Records provided below:

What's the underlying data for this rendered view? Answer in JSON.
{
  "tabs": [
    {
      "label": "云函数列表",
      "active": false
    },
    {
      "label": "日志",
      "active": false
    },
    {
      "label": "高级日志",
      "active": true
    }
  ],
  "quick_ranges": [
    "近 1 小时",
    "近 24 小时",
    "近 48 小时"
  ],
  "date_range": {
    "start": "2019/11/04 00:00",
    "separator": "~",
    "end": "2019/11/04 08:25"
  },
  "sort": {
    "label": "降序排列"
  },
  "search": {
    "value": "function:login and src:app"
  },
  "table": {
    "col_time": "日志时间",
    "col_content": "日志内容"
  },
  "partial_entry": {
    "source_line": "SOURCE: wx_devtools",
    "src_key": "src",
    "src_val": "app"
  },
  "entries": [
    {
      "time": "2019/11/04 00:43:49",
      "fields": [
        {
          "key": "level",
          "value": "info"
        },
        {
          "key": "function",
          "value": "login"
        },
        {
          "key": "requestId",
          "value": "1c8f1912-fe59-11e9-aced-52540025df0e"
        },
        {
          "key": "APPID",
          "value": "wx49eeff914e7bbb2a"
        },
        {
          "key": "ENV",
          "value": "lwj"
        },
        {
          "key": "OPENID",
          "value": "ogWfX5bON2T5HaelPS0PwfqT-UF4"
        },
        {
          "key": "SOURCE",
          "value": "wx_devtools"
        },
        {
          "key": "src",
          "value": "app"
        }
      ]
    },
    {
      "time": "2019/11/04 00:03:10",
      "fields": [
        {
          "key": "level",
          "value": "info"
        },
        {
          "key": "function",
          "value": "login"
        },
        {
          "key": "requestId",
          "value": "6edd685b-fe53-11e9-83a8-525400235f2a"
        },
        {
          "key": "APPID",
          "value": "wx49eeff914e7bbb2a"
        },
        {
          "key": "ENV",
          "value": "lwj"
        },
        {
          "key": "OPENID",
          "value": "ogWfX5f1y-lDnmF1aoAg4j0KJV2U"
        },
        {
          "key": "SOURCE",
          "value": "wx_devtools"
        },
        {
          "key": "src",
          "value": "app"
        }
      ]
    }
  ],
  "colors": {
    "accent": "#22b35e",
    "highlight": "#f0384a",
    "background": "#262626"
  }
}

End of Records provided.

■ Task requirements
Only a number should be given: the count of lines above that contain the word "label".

■ Task answer
4